The desert journey began and we were off. There was no road but now and again there were signboards, pointing to Baghdad. The drivers, who were in a separate cab, travelled by means of a compass and by dead reckoning navigation, but they were aware of the route we were taking although there were no landmarks. The journey was very bumpy and although there was another bus with us we rarely saw it because of the dust and sand we were blowing up. One thing that I well remember was seeing, on a hilltop, a fort of the type used by French Foreign Legion, and then we stopped for a lone soldier of the Legion who we guessed was collecting the mail.
It was all very interesting, and I thoroughly enjoyed the journey as it was a once in a lifetime experience with the opportunity to see wild camels running around in herds and places in the desert we had read of but never expected to see. We stopped at an oasis for a short time to stretch our legs, and later at "Rutbah Wells”, where there was an open-air market and I bought a "Burnous" for the sake of buying something in the desert, but we were still short of cash. We had no Syrian money, but it was a bit of fun. It was ten o'clock in the evening and the market was in full swing, and among all the desert Bedouins it was a strange experience.
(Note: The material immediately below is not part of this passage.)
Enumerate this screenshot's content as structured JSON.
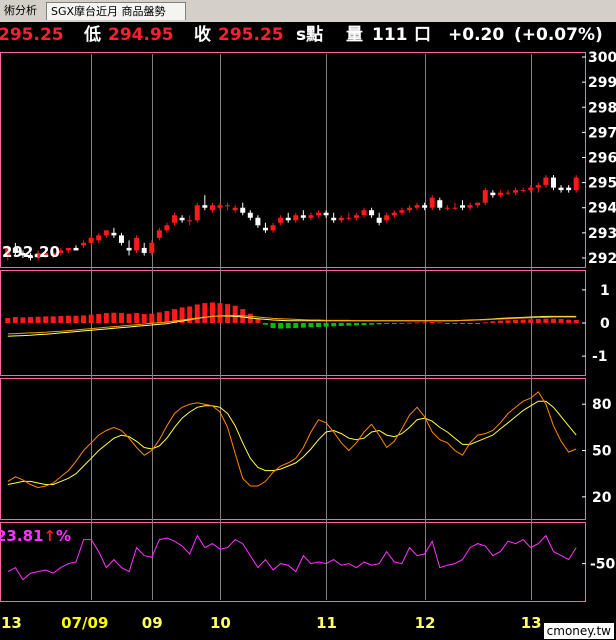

We carried on with most of us managing to get some sleep until about 7 a.m. when we pulled up at a "Hotel" for breakfast. The hotel stood out of the ground about two feet high and was entered by going down a flight of steps in the sand. We wondered where we were going, but it was laid out with tables and breakfast was served. While we were having our meal a number of British nurses arrived. They were all dressed in their white uniforms, which were no longer a white colour as they were travelling in an ordinary single decker bus. We felt a bit sorry for them but even under those very hot conditions they were smiling and happy. In contrast some of our travelling companions were grumbling, even though we were travelling in first class air-conditioned comfort.
We arrived in Baghdad about 9 o'clock that morning and were taken to our hotel where our room overlooked the river Tigris. We were looking forward to our visit and set of to tour the City, but our luck was short lived as when we returned to the hotel we were told that the engineers were to catch the evening train to Basra. There were four of us and we were a bit disappointed, but that was why we were travelling, we were on business and there was a war on, and it was not a holiday tour.
Arriving in Basra about 10 o'clock next morning, a motor launch was waiting and we travelled to Abadan along the river. It was not a comfortable trip, very hot and sticky, especially when the Customs Officers made us wait for about half an hour in the launch whilst they checked and stamped our passports.
Arriving at the Company Office I was immediately assigned as Second Engineer to the “Empire Sapphire", the very same vessel that I had left as a passenger almost a year before. I had done a lot of travelling in that time, had had my home leave and passed my examinations for Chief Engineer, so I was ready for another spell at sea.